--- Data supplied Enclosed Below ---

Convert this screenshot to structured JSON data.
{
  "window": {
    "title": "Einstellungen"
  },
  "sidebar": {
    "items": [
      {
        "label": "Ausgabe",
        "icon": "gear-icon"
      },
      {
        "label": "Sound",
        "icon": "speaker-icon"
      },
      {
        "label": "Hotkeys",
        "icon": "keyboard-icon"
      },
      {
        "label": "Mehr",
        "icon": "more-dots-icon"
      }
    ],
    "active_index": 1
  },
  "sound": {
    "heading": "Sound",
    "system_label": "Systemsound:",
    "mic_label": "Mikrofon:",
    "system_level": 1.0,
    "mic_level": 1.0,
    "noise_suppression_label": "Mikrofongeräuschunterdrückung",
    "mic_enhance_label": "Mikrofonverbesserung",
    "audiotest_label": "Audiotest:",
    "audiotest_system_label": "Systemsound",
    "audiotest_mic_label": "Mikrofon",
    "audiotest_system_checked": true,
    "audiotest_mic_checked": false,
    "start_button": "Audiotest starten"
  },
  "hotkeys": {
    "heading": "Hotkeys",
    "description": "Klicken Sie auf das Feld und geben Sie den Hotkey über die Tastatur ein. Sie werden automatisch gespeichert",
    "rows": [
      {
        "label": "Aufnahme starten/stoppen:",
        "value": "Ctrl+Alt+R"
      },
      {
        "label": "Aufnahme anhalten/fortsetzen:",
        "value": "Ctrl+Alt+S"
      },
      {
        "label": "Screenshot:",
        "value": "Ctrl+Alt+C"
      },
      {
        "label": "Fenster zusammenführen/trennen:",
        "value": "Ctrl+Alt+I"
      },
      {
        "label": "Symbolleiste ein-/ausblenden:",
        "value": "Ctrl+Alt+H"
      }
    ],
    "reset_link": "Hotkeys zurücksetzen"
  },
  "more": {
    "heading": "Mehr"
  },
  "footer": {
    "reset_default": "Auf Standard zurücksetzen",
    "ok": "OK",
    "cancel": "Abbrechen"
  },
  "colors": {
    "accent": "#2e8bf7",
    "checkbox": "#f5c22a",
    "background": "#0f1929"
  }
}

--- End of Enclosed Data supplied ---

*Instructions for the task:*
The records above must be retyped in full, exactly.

*Answer space:*
Convert this screenshot to structured JSON data.
{
  "window": {
    "title": "Einstellungen"
  },
  "sidebar": {
    "items": [
      {
        "label": "Ausgabe",
        "icon": "gear-icon"
      },
      {
        "label": "Sound",
        "icon": "speaker-icon"
      },
      {
        "label": "Hotkeys",
        "icon": "keyboard-icon"
      },
      {
        "label": "Mehr",
        "icon": "more-dots-icon"
      }
    ],
    "active_index": 1
  },
  "sound": {
    "heading": "Sound",
    "system_label": "Systemsound:",
    "mic_label": "Mikrofon:",
    "system_level": 1.0,
    "mic_level": 1.0,
    "noise_suppression_label": "Mikrofongeräuschunterdrückung",
    "mic_enhance_label": "Mikrofonverbesserung",
    "audiotest_label": "Audiotest:",
    "audiotest_system_label": "Systemsound",
    "audiotest_mic_label": "Mikrofon",
    "audiotest_system_checked": true,
    "audiotest_mic_checked": false,
    "start_button": "Audiotest starten"
  },
  "hotkeys": {
    "heading": "Hotkeys",
    "description": "Klicken Sie auf das Feld und geben Sie den Hotkey über die Tastatur ein. Sie werden automatisch gespeichert",
    "rows": [
      {
        "label": "Aufnahme starten/stoppen:",
        "value": "Ctrl+Alt+R"
      },
      {
        "label": "Aufnahme anhalten/fortsetzen:",
        "value": "Ctrl+Alt+S"
      },
      {
        "label": "Screenshot:",
        "value": "Ctrl+Alt+C"
      },
      {
        "label": "Fenster zusammenführen/trennen:",
        "value": "Ctrl+Alt+I"
      },
      {
        "label": "Symbolleiste ein-/ausblenden:",
        "value": "Ctrl+Alt+H"
      }
    ],
    "reset_link": "Hotkeys zurücksetzen"
  },
  "more": {
    "heading": "Mehr"
  },
  "footer": {
    "reset_default": "Auf Standard zurücksetzen",
    "ok": "OK",
    "cancel": "Abbrechen"
  },
  "colors": {
    "accent": "#2e8bf7",
    "checkbox": "#f5c22a",
    "background": "#0f1929"
  }
}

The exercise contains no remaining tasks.